== Segment start ==

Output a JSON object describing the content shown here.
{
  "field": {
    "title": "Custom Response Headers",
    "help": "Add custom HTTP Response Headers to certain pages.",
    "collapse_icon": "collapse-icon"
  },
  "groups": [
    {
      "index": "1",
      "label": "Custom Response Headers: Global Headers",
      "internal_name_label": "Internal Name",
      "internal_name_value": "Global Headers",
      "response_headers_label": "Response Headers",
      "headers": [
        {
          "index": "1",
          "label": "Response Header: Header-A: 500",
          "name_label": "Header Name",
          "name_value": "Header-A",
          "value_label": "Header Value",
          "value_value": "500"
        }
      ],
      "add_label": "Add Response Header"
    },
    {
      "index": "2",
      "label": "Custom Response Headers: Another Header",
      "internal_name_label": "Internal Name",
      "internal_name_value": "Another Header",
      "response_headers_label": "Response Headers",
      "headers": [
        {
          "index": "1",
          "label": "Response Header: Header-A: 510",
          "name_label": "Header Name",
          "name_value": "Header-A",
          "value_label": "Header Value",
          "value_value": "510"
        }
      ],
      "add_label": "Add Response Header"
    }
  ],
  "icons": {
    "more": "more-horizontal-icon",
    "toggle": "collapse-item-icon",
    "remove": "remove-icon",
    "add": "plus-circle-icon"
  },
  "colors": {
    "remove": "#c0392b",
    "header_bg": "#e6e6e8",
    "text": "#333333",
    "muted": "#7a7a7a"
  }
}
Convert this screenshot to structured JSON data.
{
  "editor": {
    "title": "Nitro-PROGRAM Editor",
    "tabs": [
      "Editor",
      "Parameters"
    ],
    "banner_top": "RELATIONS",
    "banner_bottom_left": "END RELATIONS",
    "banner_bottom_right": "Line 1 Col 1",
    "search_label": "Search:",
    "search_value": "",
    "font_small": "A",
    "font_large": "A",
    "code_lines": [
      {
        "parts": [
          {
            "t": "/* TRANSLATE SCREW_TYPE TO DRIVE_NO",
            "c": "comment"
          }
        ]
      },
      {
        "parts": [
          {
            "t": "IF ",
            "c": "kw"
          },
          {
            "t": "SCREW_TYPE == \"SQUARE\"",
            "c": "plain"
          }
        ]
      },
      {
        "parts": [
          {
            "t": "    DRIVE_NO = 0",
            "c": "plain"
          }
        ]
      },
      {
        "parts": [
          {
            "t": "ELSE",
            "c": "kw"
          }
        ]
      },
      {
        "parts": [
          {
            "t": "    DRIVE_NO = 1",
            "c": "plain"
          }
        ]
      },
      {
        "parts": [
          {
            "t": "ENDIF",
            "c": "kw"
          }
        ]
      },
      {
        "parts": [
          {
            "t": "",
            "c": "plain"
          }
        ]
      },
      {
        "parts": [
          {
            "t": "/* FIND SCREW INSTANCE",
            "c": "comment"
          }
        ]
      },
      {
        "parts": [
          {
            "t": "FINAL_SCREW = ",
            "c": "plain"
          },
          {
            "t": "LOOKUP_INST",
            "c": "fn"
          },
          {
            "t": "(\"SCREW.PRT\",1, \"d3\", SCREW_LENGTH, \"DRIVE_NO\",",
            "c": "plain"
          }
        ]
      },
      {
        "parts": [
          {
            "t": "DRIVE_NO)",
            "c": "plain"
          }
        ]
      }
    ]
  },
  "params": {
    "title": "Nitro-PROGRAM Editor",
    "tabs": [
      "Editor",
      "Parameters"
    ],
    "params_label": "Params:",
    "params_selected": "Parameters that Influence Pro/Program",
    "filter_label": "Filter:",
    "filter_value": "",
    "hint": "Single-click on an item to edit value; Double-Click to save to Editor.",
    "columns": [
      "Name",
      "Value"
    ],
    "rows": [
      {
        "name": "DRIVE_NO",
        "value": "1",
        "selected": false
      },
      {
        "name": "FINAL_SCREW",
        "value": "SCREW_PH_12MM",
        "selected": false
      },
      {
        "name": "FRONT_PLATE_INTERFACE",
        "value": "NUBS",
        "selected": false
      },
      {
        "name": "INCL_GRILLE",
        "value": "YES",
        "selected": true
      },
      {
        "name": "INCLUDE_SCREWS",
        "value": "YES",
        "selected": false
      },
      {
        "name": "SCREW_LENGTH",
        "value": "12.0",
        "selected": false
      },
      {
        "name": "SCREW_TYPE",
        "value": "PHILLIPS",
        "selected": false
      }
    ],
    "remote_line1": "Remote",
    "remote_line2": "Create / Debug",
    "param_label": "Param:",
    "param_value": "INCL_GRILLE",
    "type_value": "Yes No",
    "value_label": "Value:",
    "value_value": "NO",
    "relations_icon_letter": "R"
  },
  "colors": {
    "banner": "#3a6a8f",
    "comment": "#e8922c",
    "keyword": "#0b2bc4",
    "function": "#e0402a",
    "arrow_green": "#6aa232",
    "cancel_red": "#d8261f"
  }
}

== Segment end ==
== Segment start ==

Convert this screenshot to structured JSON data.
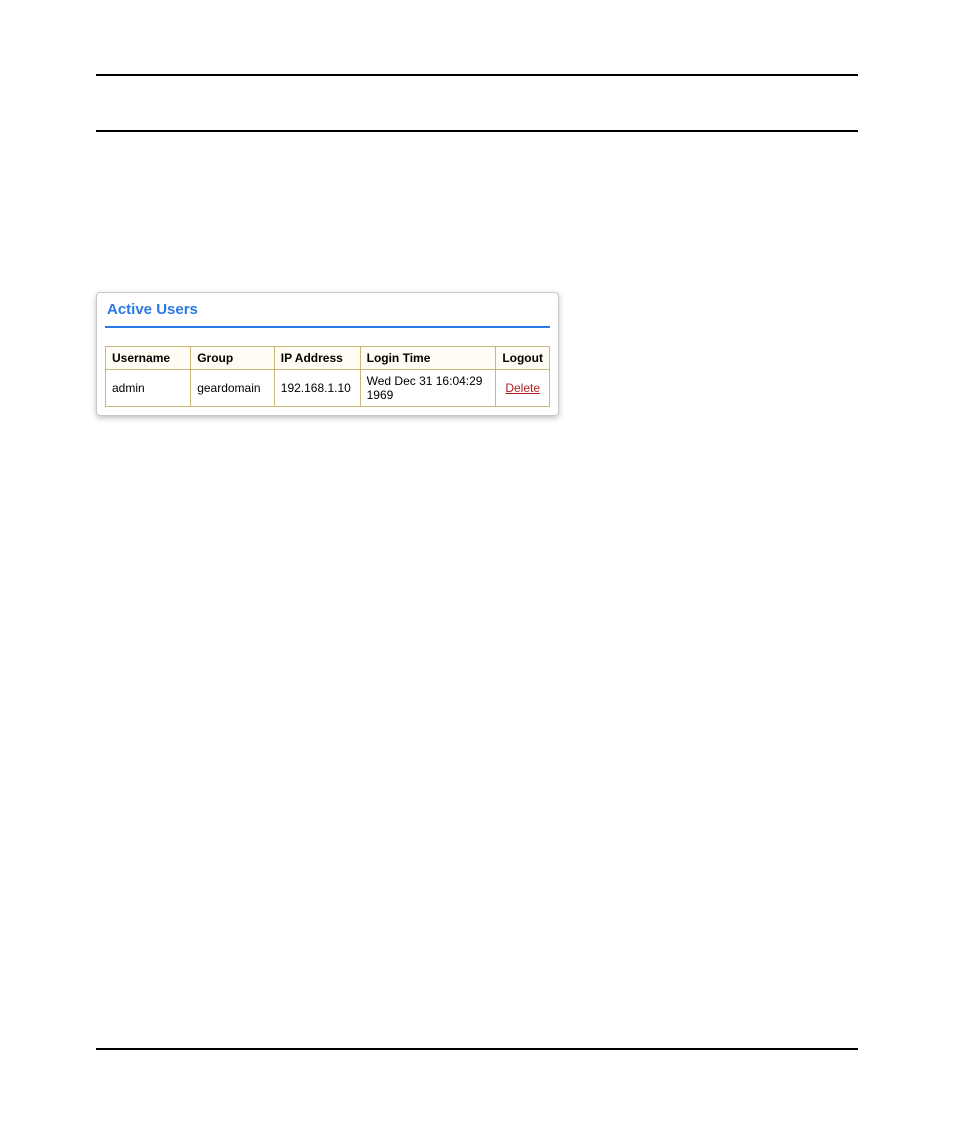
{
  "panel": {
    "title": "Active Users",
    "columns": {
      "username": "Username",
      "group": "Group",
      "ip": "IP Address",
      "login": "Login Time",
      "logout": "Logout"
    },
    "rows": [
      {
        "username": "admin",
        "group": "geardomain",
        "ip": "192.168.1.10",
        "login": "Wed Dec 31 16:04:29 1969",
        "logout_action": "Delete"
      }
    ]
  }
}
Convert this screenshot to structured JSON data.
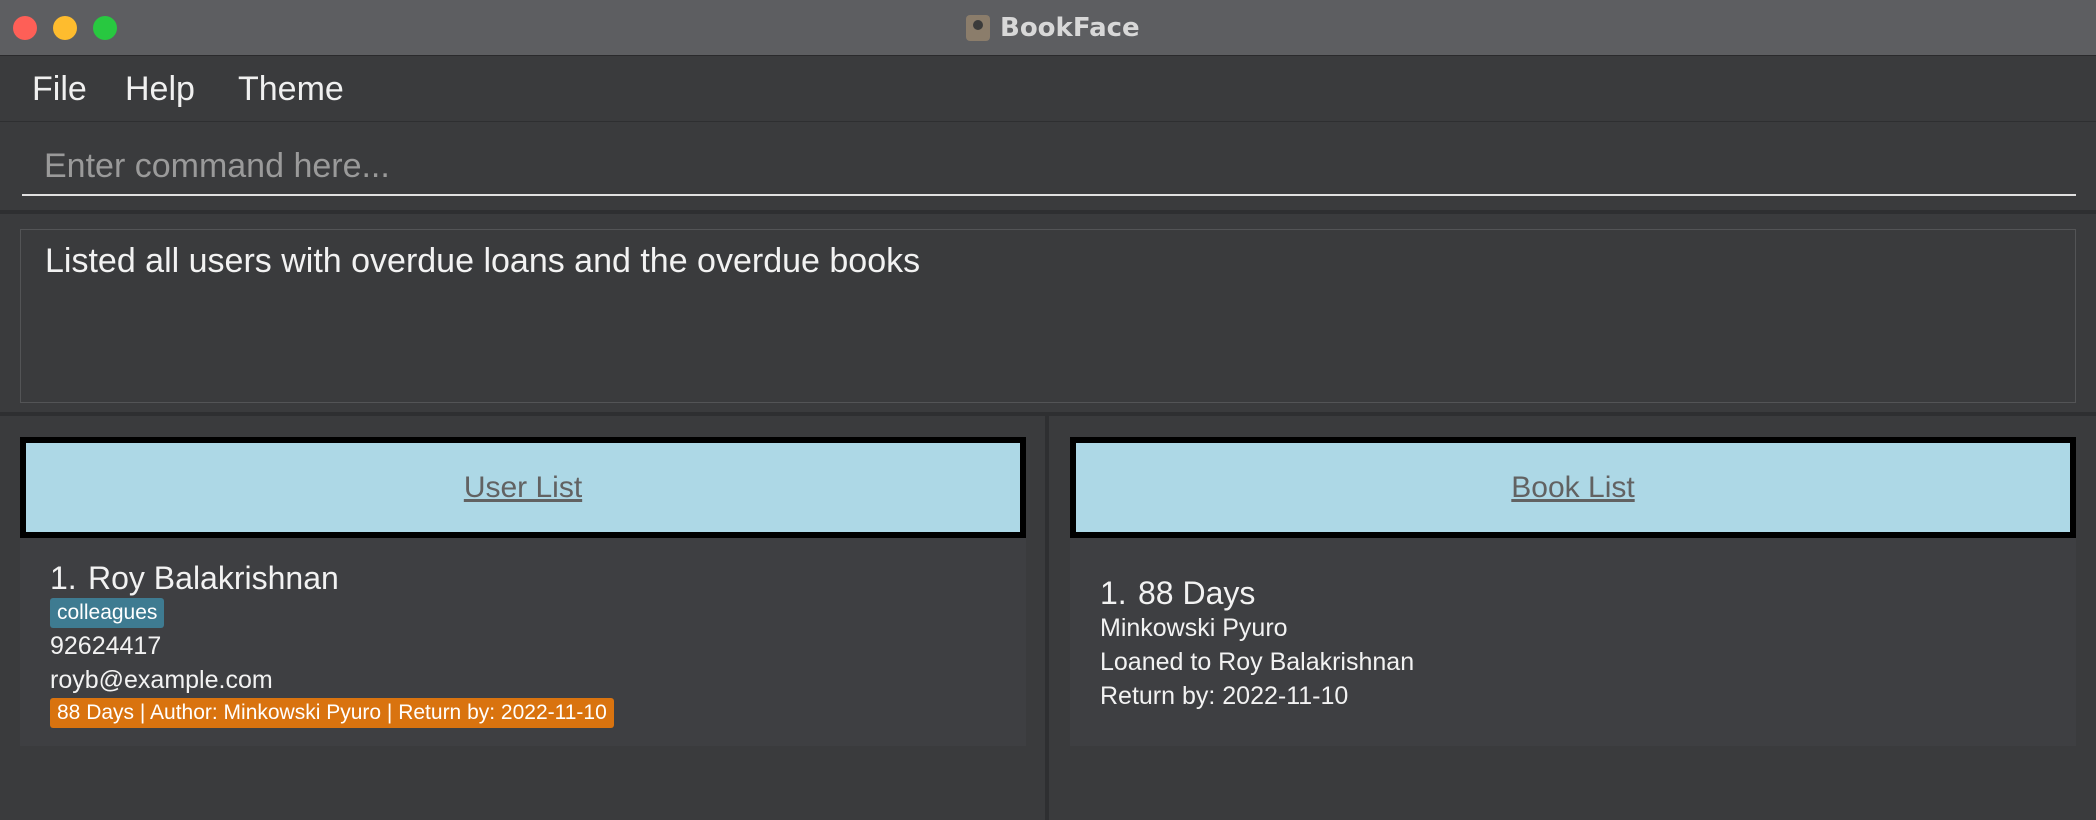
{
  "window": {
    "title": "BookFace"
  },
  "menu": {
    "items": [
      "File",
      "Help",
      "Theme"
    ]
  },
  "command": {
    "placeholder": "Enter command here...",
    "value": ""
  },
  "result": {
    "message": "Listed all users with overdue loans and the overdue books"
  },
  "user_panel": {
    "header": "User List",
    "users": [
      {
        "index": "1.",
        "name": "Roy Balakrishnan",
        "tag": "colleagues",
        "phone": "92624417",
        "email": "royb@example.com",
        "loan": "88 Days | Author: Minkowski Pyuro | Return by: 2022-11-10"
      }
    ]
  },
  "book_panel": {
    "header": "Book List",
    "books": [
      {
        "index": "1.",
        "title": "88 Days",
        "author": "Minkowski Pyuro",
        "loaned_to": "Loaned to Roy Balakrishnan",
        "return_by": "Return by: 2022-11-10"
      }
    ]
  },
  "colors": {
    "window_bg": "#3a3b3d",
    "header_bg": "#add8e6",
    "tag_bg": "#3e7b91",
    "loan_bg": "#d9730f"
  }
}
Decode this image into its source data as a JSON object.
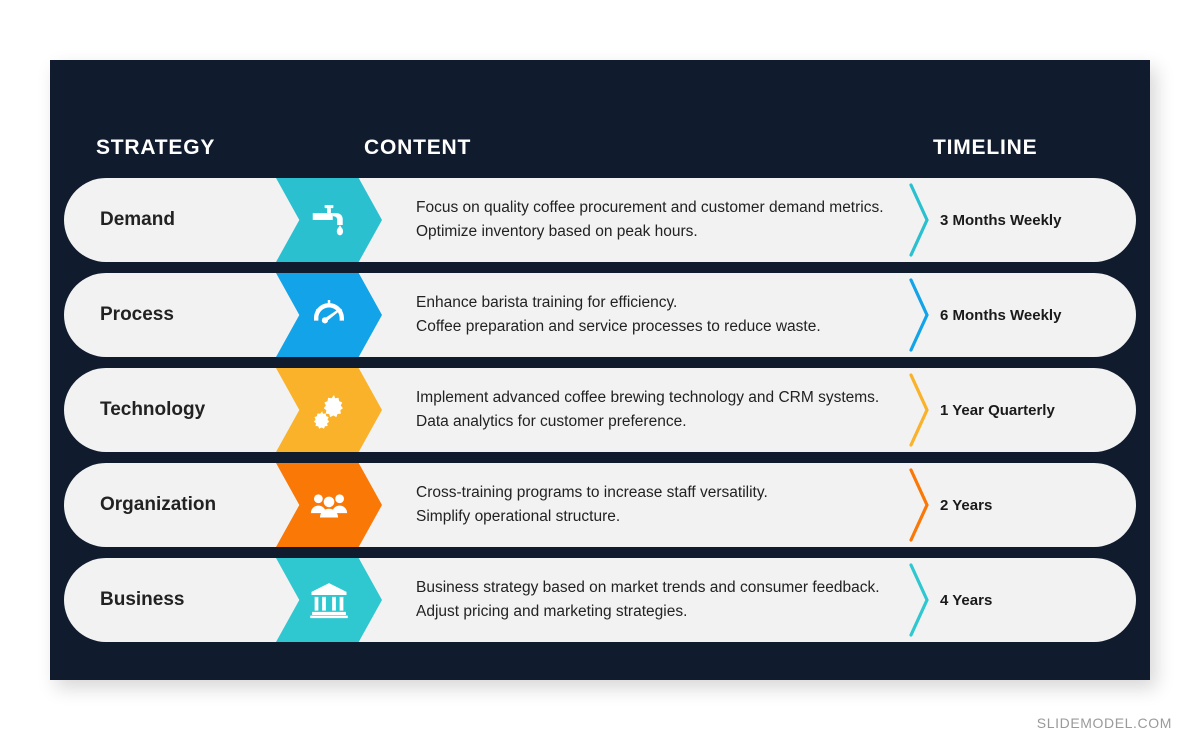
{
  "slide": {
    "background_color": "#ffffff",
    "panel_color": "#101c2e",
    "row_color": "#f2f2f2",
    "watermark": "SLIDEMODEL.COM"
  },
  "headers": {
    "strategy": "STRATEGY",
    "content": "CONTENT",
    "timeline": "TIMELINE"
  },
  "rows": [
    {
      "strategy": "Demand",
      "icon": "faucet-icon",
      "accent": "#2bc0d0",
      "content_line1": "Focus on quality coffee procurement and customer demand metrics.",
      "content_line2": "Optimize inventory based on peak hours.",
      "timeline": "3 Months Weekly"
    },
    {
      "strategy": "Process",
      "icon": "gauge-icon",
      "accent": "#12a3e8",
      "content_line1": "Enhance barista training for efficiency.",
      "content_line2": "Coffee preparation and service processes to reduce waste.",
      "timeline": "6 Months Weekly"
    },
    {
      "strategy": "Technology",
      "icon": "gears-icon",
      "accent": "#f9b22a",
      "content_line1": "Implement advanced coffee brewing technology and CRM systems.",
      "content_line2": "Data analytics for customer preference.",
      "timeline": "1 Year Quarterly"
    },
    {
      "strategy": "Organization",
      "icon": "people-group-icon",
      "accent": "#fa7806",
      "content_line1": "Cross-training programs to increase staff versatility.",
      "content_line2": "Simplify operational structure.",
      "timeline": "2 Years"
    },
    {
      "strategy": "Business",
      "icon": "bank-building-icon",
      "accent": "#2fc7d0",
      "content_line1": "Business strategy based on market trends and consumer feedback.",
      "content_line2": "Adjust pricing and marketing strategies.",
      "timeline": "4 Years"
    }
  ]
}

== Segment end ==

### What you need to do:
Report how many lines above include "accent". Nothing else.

### Result of the task:
5